REQUIRED WORK:
What is needed is an exact copy of the data that follows.

*** GIVEN INFORMATION

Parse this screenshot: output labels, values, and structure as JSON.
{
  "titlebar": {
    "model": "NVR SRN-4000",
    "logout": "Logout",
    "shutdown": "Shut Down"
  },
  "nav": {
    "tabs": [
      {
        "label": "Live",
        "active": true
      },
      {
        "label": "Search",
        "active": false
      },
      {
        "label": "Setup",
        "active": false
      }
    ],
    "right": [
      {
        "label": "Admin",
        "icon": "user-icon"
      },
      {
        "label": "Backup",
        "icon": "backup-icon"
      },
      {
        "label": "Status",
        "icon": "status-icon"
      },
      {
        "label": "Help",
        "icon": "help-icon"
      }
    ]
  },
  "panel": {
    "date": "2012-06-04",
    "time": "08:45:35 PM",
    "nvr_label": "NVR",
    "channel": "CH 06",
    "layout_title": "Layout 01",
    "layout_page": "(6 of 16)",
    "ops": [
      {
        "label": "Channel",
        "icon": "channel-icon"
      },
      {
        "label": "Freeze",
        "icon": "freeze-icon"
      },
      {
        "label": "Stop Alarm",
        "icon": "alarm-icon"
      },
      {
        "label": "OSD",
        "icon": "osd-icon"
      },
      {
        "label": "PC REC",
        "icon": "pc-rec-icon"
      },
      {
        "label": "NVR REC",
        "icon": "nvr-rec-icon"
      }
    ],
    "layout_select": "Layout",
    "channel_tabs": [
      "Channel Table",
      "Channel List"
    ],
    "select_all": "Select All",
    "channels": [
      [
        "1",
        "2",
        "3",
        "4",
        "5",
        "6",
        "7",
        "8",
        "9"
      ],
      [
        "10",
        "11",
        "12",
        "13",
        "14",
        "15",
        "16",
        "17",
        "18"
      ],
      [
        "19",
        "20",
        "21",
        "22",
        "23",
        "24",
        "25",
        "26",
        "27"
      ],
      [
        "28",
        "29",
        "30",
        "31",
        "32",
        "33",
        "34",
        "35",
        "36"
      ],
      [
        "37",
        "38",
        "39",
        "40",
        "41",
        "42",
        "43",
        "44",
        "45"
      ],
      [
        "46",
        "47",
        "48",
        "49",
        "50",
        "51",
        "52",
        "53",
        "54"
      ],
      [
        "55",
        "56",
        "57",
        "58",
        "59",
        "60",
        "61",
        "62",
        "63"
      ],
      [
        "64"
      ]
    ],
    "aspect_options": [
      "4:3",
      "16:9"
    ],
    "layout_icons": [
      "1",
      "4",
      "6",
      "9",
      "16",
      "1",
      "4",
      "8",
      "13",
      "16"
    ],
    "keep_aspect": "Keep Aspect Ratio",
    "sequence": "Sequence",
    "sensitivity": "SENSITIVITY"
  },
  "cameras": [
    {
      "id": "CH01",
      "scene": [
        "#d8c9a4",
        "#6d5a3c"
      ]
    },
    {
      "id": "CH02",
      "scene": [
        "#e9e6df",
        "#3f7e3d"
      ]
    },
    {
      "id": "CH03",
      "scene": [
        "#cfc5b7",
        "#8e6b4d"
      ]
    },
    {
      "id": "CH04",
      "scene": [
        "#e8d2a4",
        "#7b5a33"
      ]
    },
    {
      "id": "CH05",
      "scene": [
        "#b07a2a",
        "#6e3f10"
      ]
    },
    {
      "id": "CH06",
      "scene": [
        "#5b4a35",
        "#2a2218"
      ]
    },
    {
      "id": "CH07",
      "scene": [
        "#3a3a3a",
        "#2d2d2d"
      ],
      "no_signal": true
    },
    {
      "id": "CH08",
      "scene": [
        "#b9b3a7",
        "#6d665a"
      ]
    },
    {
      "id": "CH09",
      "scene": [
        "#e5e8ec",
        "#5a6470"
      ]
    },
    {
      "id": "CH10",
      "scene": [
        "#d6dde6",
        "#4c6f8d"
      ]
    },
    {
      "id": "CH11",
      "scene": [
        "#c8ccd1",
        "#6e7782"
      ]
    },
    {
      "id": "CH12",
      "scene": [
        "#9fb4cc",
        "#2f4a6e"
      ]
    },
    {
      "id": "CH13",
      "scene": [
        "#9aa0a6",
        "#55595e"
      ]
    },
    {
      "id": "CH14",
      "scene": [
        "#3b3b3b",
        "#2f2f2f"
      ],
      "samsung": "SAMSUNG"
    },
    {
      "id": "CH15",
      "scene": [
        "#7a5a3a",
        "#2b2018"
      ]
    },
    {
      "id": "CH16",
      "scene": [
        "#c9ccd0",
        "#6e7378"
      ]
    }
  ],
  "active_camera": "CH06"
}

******

YOUR RESPONSE:
Parse this screenshot: output labels, values, and structure as JSON.
{
  "titlebar": {
    "model": "NVR SRN-4000",
    "logout": "Logout",
    "shutdown": "Shut Down"
  },
  "nav": {
    "tabs": [
      {
        "label": "Live",
        "active": true
      },
      {
        "label": "Search",
        "active": false
      },
      {
        "label": "Setup",
        "active": false
      }
    ],
    "right": [
      {
        "label": "Admin",
        "icon": "user-icon"
      },
      {
        "label": "Backup",
        "icon": "backup-icon"
      },
      {
        "label": "Status",
        "icon": "status-icon"
      },
      {
        "label": "Help",
        "icon": "help-icon"
      }
    ]
  },
  "panel": {
    "date": "2012-06-04",
    "time": "08:45:35 PM",
    "nvr_label": "NVR",
    "channel": "CH 06",
    "layout_title": "Layout 01",
    "layout_page": "(6 of 16)",
    "ops": [
      {
        "label": "Channel",
        "icon": "channel-icon"
      },
      {
        "label": "Freeze",
        "icon": "freeze-icon"
      },
      {
        "label": "Stop Alarm",
        "icon": "alarm-icon"
      },
      {
        "label": "OSD",
        "icon": "osd-icon"
      },
      {
        "label": "PC REC",
        "icon": "pc-rec-icon"
      },
      {
        "label": "NVR REC",
        "icon": "nvr-rec-icon"
      }
    ],
    "layout_select": "Layout",
    "channel_tabs": [
      "Channel Table",
      "Channel List"
    ],
    "select_all": "Select All",
    "channels": [
      [
        "1",
        "2",
        "3",
        "4",
        "5",
        "6",
        "7",
        "8",
        "9"
      ],
      [
        "10",
        "11",
        "12",
        "13",
        "14",
        "15",
        "16",
        "17",
        "18"
      ],
      [
        "19",
        "20",
        "21",
        "22",
        "23",
        "24",
        "25",
        "26",
        "27"
      ],
      [
        "28",
        "29",
        "30",
        "31",
        "32",
        "33",
        "34",
        "35",
        "36"
      ],
      [
        "37",
        "38",
        "39",
        "40",
        "41",
        "42",
        "43",
        "44",
        "45"
      ],
      [
        "46",
        "47",
        "48",
        "49",
        "50",
        "51",
        "52",
        "53",
        "54"
      ],
      [
        "55",
        "56",
        "57",
        "58",
        "59",
        "60",
        "61",
        "62",
        "63"
      ],
      [
        "64"
      ]
    ],
    "aspect_options": [
      "4:3",
      "16:9"
    ],
    "layout_icons": [
      "1",
      "4",
      "6",
      "9",
      "16",
      "1",
      "4",
      "8",
      "13",
      "16"
    ],
    "keep_aspect": "Keep Aspect Ratio",
    "sequence": "Sequence",
    "sensitivity": "SENSITIVITY"
  },
  "cameras": [
    {
      "id": "CH01",
      "scene": [
        "#d8c9a4",
        "#6d5a3c"
      ]
    },
    {
      "id": "CH02",
      "scene": [
        "#e9e6df",
        "#3f7e3d"
      ]
    },
    {
      "id": "CH03",
      "scene": [
        "#cfc5b7",
        "#8e6b4d"
      ]
    },
    {
      "id": "CH04",
      "scene": [
        "#e8d2a4",
        "#7b5a33"
      ]
    },
    {
      "id": "CH05",
      "scene": [
        "#b07a2a",
        "#6e3f10"
      ]
    },
    {
      "id": "CH06",
      "scene": [
        "#5b4a35",
        "#2a2218"
      ]
    },
    {
      "id": "CH07",
      "scene": [
        "#3a3a3a",
        "#2d2d2d"
      ],
      "no_signal": true
    },
    {
      "id": "CH08",
      "scene": [
        "#b9b3a7",
        "#6d665a"
      ]
    },
    {
      "id": "CH09",
      "scene": [
        "#e5e8ec",
        "#5a6470"
      ]
    },
    {
      "id": "CH10",
      "scene": [
        "#d6dde6",
        "#4c6f8d"
      ]
    },
    {
      "id": "CH11",
      "scene": [
        "#c8ccd1",
        "#6e7782"
      ]
    },
    {
      "id": "CH12",
      "scene": [
        "#9fb4cc",
        "#2f4a6e"
      ]
    },
    {
      "id": "CH13",
      "scene": [
        "#9aa0a6",
        "#55595e"
      ]
    },
    {
      "id": "CH14",
      "scene": [
        "#3b3b3b",
        "#2f2f2f"
      ],
      "samsung": "SAMSUNG"
    },
    {
      "id": "CH15",
      "scene": [
        "#7a5a3a",
        "#2b2018"
      ]
    },
    {
      "id": "CH16",
      "scene": [
        "#c9ccd0",
        "#6e7378"
      ]
    }
  ],
  "active_camera": "CH06"
}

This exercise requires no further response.